DIRECTIONS FOR THIS TASK -
Your task is to count the lines of the records that contain "title". Answer with the number and nothing else.

PROVIDED DATA -

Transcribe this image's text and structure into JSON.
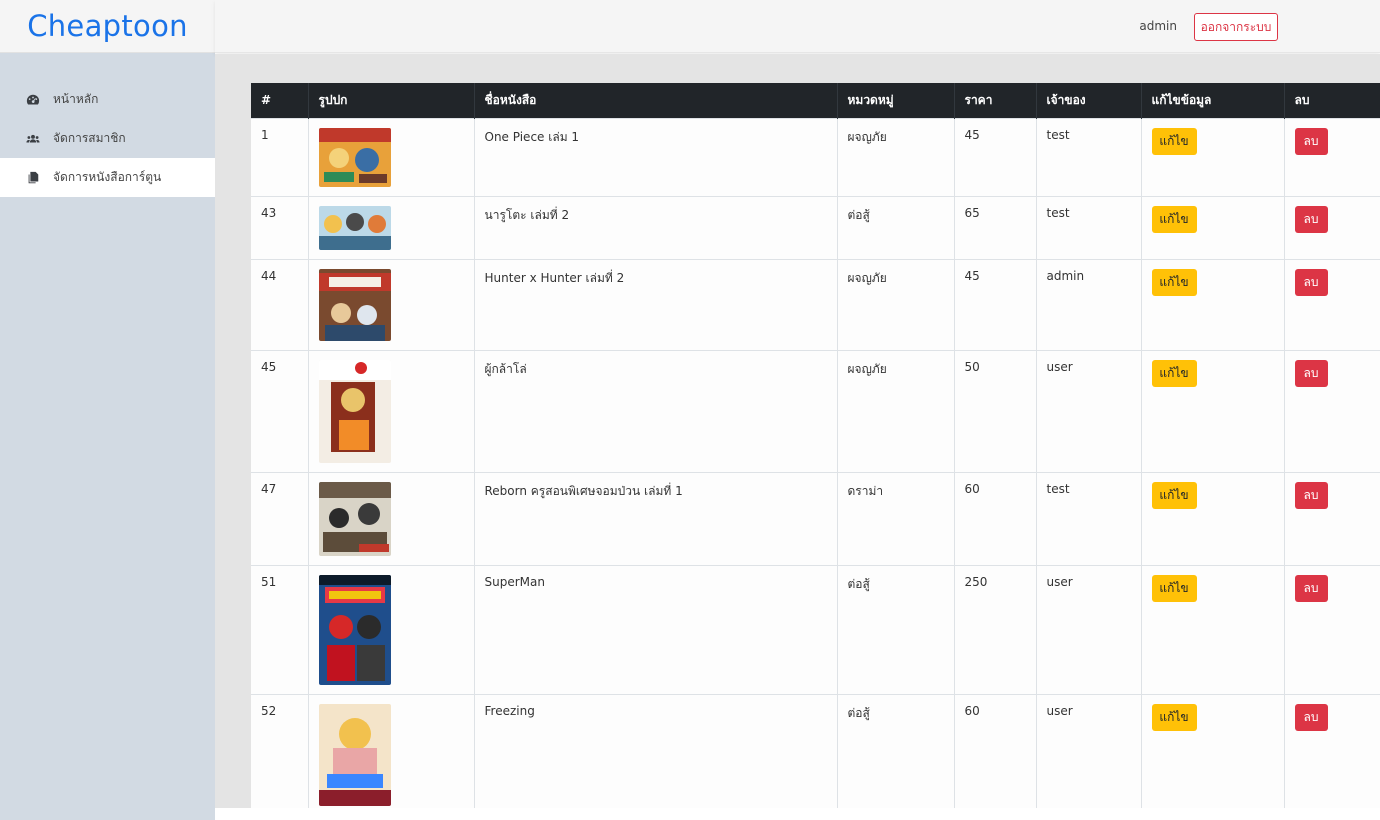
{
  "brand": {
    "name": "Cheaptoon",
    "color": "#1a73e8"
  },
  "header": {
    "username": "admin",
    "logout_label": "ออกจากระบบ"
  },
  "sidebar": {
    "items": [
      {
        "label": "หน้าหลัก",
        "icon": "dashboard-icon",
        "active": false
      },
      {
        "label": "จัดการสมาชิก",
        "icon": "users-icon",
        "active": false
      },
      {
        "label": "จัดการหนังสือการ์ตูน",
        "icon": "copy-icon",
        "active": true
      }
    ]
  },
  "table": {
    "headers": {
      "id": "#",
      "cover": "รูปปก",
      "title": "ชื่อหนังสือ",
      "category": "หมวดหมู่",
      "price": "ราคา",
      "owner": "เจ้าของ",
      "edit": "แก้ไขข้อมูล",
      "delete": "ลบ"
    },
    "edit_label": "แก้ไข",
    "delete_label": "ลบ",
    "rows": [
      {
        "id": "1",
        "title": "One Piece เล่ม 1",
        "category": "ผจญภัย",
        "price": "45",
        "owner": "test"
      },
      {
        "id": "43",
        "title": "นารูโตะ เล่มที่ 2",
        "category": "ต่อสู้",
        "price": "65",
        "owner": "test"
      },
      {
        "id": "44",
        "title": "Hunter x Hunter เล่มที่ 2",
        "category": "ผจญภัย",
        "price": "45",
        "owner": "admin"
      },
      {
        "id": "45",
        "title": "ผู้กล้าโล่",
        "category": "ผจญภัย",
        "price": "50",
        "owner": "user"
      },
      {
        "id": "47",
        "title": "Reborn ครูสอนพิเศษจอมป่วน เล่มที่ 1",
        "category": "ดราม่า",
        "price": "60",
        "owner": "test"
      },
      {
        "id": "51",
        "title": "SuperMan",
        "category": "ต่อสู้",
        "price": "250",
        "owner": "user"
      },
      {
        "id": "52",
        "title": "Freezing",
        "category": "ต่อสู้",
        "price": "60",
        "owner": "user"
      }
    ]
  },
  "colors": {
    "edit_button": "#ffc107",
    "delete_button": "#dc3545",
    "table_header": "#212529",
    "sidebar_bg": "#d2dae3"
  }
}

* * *

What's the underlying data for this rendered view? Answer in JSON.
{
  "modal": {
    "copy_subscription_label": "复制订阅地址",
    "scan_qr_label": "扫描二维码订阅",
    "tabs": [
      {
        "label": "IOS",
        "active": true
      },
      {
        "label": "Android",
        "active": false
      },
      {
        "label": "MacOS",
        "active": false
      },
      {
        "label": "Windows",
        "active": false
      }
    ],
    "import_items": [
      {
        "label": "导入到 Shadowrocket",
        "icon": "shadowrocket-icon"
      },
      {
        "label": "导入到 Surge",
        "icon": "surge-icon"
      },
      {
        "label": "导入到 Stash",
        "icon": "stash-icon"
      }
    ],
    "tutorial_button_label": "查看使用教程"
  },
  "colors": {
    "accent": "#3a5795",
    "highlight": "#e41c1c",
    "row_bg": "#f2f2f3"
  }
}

OUTPUT BELOW -
8